__What is expected__.
Please return every line of the material verbatim and skip any images.
====
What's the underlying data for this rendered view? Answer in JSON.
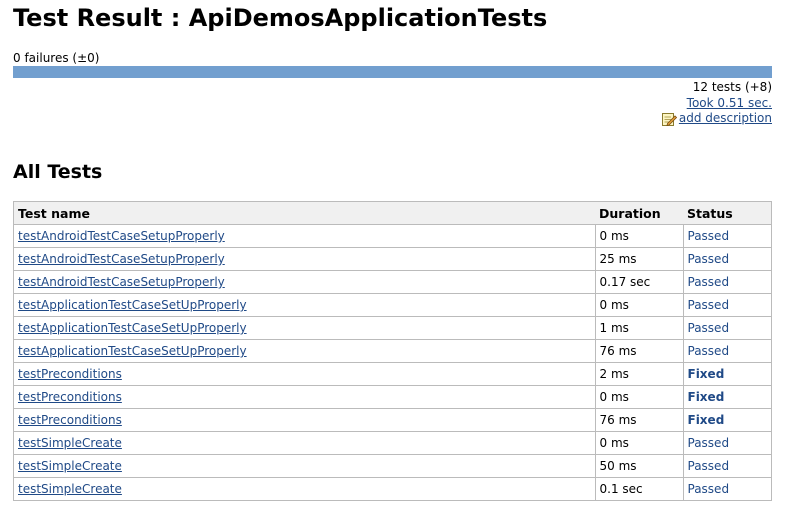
{
  "header": {
    "title": "Test Result : ApiDemosApplicationTests",
    "failures_text": "0 failures (±0)",
    "progress_passed_fraction": 1.0
  },
  "summary": {
    "tests_text": "12 tests (+8)",
    "took_text": "Took 0.51 sec.",
    "add_description_text": "add description"
  },
  "section": {
    "title": "All Tests"
  },
  "table": {
    "columns": [
      "Test name",
      "Duration",
      "Status"
    ],
    "rows": [
      {
        "name": "testAndroidTestCaseSetupProperly",
        "duration": "0 ms",
        "status": "Passed"
      },
      {
        "name": "testAndroidTestCaseSetupProperly",
        "duration": "25 ms",
        "status": "Passed"
      },
      {
        "name": "testAndroidTestCaseSetupProperly",
        "duration": "0.17 sec",
        "status": "Passed"
      },
      {
        "name": "testApplicationTestCaseSetUpProperly",
        "duration": "0 ms",
        "status": "Passed"
      },
      {
        "name": "testApplicationTestCaseSetUpProperly",
        "duration": "1 ms",
        "status": "Passed"
      },
      {
        "name": "testApplicationTestCaseSetUpProperly",
        "duration": "76 ms",
        "status": "Passed"
      },
      {
        "name": "testPreconditions",
        "duration": "2 ms",
        "status": "Fixed"
      },
      {
        "name": "testPreconditions",
        "duration": "0 ms",
        "status": "Fixed"
      },
      {
        "name": "testPreconditions",
        "duration": "76 ms",
        "status": "Fixed"
      },
      {
        "name": "testSimpleCreate",
        "duration": "0 ms",
        "status": "Passed"
      },
      {
        "name": "testSimpleCreate",
        "duration": "50 ms",
        "status": "Passed"
      },
      {
        "name": "testSimpleCreate",
        "duration": "0.1 sec",
        "status": "Passed"
      }
    ]
  },
  "colors": {
    "progress_bar": "#729fcf",
    "link": "#204a87",
    "header_bg": "#f0f0f0"
  },
  "icons": {
    "add_description": "notepad-pencil-icon"
  }
}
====
__Problem solution__.
What's the underlying data for this rendered view? Answer in JSON.
{
  "header": {
    "title": "Test Result : ApiDemosApplicationTests",
    "failures_text": "0 failures (±0)",
    "progress_passed_fraction": 1.0
  },
  "summary": {
    "tests_text": "12 tests (+8)",
    "took_text": "Took 0.51 sec.",
    "add_description_text": "add description"
  },
  "section": {
    "title": "All Tests"
  },
  "table": {
    "columns": [
      "Test name",
      "Duration",
      "Status"
    ],
    "rows": [
      {
        "name": "testAndroidTestCaseSetupProperly",
        "duration": "0 ms",
        "status": "Passed"
      },
      {
        "name": "testAndroidTestCaseSetupProperly",
        "duration": "25 ms",
        "status": "Passed"
      },
      {
        "name": "testAndroidTestCaseSetupProperly",
        "duration": "0.17 sec",
        "status": "Passed"
      },
      {
        "name": "testApplicationTestCaseSetUpProperly",
        "duration": "0 ms",
        "status": "Passed"
      },
      {
        "name": "testApplicationTestCaseSetUpProperly",
        "duration": "1 ms",
        "status": "Passed"
      },
      {
        "name": "testApplicationTestCaseSetUpProperly",
        "duration": "76 ms",
        "status": "Passed"
      },
      {
        "name": "testPreconditions",
        "duration": "2 ms",
        "status": "Fixed"
      },
      {
        "name": "testPreconditions",
        "duration": "0 ms",
        "status": "Fixed"
      },
      {
        "name": "testPreconditions",
        "duration": "76 ms",
        "status": "Fixed"
      },
      {
        "name": "testSimpleCreate",
        "duration": "0 ms",
        "status": "Passed"
      },
      {
        "name": "testSimpleCreate",
        "duration": "50 ms",
        "status": "Passed"
      },
      {
        "name": "testSimpleCreate",
        "duration": "0.1 sec",
        "status": "Passed"
      }
    ]
  },
  "colors": {
    "progress_bar": "#729fcf",
    "link": "#204a87",
    "header_bg": "#f0f0f0"
  },
  "icons": {
    "add_description": "notepad-pencil-icon"
  }
}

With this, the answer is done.